++++ INPUT RECORDS ++++
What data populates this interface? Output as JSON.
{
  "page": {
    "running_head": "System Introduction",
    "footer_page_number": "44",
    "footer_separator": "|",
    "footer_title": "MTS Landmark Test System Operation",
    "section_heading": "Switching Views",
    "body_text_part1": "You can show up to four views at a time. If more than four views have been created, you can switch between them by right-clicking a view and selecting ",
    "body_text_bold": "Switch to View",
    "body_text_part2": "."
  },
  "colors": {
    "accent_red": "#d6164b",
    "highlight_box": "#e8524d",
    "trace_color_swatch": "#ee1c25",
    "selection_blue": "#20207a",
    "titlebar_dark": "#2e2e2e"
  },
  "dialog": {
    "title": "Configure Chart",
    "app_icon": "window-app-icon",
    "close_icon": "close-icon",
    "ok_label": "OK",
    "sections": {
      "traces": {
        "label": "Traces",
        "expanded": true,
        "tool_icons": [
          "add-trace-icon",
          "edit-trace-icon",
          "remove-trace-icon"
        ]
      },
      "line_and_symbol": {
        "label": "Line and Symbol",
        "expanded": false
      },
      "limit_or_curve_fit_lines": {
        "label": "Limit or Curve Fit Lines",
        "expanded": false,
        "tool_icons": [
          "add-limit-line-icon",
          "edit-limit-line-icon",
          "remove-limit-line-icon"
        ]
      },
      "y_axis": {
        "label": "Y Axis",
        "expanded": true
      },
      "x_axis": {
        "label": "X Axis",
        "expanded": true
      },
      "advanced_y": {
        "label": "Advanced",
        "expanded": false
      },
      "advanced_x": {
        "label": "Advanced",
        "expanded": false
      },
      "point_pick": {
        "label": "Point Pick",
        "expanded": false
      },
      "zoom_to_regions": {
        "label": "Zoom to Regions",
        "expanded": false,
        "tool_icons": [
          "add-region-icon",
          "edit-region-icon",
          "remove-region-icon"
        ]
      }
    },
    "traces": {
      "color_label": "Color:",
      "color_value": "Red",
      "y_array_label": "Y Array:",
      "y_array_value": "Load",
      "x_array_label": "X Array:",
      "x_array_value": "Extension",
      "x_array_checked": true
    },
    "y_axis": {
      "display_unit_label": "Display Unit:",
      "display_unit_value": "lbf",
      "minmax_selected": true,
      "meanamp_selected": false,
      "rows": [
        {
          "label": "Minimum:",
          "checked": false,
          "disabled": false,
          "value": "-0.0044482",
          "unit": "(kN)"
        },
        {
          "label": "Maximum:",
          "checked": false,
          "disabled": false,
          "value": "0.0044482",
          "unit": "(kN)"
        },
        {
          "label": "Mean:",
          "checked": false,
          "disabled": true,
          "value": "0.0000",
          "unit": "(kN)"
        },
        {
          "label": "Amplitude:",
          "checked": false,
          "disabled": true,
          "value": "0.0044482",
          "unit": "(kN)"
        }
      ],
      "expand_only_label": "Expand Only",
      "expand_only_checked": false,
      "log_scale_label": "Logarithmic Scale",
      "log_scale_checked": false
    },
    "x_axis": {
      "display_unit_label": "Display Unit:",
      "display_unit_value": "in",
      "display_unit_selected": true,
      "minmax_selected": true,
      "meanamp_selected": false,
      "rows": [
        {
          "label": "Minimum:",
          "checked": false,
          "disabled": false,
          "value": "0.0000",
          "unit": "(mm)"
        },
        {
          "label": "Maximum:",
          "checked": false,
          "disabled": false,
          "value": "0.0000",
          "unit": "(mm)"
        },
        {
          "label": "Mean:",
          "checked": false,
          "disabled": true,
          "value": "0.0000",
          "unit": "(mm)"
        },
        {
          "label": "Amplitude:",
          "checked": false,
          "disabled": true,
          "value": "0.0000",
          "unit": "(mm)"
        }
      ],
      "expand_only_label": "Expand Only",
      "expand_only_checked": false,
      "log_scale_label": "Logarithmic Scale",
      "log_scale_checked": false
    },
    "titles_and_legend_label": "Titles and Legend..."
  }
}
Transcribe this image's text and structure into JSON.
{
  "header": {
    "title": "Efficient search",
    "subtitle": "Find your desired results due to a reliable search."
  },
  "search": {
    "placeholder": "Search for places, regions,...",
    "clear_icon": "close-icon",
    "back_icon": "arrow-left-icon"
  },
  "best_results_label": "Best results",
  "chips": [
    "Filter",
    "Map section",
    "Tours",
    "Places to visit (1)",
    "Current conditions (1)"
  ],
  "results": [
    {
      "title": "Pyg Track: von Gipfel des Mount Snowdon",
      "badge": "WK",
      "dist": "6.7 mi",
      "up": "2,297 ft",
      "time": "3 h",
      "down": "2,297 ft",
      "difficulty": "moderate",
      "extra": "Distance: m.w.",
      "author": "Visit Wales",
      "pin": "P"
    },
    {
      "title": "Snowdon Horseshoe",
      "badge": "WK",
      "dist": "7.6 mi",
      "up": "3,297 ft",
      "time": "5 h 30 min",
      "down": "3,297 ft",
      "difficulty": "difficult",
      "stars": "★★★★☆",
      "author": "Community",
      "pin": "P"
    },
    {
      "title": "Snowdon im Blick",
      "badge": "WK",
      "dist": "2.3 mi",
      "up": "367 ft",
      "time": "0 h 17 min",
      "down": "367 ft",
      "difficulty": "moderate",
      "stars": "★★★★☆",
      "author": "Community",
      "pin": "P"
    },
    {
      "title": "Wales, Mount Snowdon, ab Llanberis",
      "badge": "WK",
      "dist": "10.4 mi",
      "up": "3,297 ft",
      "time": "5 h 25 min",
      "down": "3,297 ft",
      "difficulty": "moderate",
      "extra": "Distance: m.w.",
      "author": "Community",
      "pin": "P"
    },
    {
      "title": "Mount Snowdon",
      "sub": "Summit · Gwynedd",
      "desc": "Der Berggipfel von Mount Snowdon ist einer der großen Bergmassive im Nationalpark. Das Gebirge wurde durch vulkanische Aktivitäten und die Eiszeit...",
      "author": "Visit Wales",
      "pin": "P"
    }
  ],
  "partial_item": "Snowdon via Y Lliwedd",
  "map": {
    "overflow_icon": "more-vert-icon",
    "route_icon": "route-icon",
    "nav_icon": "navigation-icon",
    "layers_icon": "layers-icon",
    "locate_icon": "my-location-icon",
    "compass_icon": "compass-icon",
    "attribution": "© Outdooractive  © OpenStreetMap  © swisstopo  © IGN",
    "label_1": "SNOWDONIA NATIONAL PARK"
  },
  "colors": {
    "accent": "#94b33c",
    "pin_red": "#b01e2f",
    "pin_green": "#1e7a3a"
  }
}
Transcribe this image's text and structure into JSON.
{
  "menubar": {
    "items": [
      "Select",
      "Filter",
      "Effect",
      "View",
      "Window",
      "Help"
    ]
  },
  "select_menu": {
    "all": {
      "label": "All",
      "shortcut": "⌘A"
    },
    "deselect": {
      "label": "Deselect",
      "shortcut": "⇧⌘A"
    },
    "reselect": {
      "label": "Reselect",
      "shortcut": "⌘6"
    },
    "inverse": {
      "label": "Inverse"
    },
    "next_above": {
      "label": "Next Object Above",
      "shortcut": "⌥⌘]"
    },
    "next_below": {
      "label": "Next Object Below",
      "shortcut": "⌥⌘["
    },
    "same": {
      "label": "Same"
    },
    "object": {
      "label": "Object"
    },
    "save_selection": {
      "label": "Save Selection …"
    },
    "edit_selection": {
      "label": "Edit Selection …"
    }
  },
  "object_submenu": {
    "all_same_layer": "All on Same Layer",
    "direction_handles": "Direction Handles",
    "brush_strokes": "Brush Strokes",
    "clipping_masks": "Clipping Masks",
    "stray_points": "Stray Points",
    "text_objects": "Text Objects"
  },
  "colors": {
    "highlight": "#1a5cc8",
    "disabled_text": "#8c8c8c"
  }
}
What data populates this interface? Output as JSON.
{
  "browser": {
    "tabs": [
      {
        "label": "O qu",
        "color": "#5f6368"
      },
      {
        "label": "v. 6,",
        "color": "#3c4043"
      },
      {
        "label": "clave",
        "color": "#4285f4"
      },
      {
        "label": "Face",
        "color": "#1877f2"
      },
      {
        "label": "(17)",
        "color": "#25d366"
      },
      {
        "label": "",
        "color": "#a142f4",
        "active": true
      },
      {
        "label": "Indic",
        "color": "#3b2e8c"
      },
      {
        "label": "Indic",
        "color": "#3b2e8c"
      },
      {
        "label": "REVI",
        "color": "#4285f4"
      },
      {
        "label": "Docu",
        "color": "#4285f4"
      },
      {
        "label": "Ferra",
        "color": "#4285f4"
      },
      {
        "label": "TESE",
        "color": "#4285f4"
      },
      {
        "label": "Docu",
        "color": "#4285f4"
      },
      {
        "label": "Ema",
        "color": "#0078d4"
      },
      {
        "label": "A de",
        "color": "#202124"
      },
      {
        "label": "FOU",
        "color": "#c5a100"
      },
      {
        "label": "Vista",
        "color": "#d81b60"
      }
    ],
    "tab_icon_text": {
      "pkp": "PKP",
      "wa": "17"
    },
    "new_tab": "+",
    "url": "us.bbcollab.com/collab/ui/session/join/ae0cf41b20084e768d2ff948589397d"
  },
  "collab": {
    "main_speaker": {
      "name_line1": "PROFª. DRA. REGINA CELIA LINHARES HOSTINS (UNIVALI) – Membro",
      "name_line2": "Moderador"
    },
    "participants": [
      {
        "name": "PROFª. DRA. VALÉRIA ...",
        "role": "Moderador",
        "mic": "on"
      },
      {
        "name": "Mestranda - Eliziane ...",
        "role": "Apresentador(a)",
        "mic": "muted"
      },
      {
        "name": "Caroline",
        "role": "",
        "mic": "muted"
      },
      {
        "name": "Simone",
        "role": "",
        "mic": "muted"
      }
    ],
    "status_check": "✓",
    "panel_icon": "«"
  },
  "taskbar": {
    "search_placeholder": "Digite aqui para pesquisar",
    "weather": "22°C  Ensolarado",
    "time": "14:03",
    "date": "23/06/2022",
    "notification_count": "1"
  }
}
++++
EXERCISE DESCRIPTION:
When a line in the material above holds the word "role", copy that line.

WRITTEN REPLY:
        "role": "Moderador",
        "role": "Apresentador(a)",
        "role": "",
        "role": "",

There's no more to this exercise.